Portman Group's Final Decision on BrewDog Announced
In a dramatic last minute stand-down the Portman Group’s panel have decided not to uphold the provisional ruling against three BrewDog beers. The u-turn means that BrewDog’s beers will not have to be removed from shop shelves and distribution in the UK and can remain for sale. The announcement follows a protracted 8 month battle between tiny Scottish brewery BrewDog and the Portman Group which is financially backed by the industry giants.
It is a victory for common sense, the intelligence of the consumer, small independent producers and freedom of speech; it is a victory that BrewDog had to fight tooth and nail for. We refused to roll-over and be bullied into changing our packaging by what is basically a cartel funded by our larger competitors. We were determined and stood our ground to keep our dream and our business alive.
With Punk IPA they decided that the phrase ‘this is an aggressive beer’ on the label described a flavour characteristic of the product and the phrase when read in context, clearly referred to the taste of the product. Yet remarkably only 3 weeks ago they held that this phrase ‘was more likely to apply to the drinker than the drink’ and would ‘encourage anti-social behaviour. This is a pretty drastic reversal in such a short space of time.
On Rip Tide they decided the phrase ‘twisted merciless stout’ was in keeping with the pirate and nautical theme of the label and a mere harmless hyperbole. Again backing down from their original position that the phrase would encourage both violence and anti-social behaviour.
On Hop Rocker they decided that the challenged text contained a light hearted description of the history of beer and our aspirations and that it was unlikely to be taken literally. This contradicted their conclusion from merely a few weeks earlier when they accused the label of implying that the product would enhance physical and mental capabilities.
Hopefully the Portman Group will now take a serious look at its remit and how it operates. It remains completely toothless in the face of the real issues and problems, which underpin irresponsible alcohol consumption in the UK. Consequently it turned its attentions to what they must have perceived as an easier target, a small artisan producer they could make a public stand against, we are glad we have proved this assumption emphatically wrong. We have always insisted all along that their complaints against BrewDog were only serving to justify their own, now seemingly pathetic, existence.
It would be interesting to know how much money was wasted in the Portman Group’s inexcusable case against BrewDog. I am confident this money could have been put to much better use to promote and educate consumers about responsible consumption.
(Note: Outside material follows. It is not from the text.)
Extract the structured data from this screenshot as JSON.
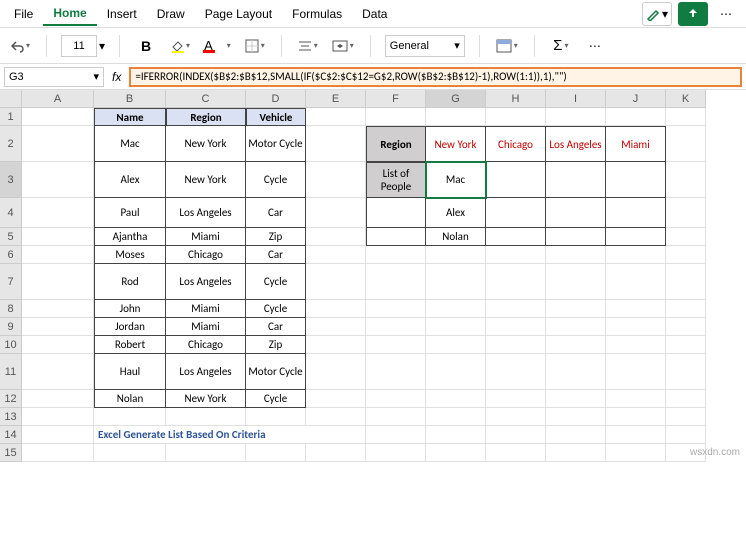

As a body, which claims to act in the public interest, perhaps the Portman Group should be accountable for how they use their vast budget.
What is also striking is the just how unnecessary the whole thing was. Surely it des not take eight months and tens of thousands of pounds to figure out the text on the back of the Hop Rocker label was a ‘light hearted description and not meant to be taken literally”. Any person with an IQ higher than that of a garden gnome would come to this conclusion pretty quickly on seeing the product.
We feel our victory, and the fact we were determined to stand our ground sends a strong message out about BrewDog to the rest of the sleepy, stuffy and mediocre UK brewing industry. If the result means that the Portman Group does not unjustifiably bully another independent producer then all the effort was worthwhile.
We are off to drink Punk IPA and watch Star Wars; Natalie is still our favourite Portman.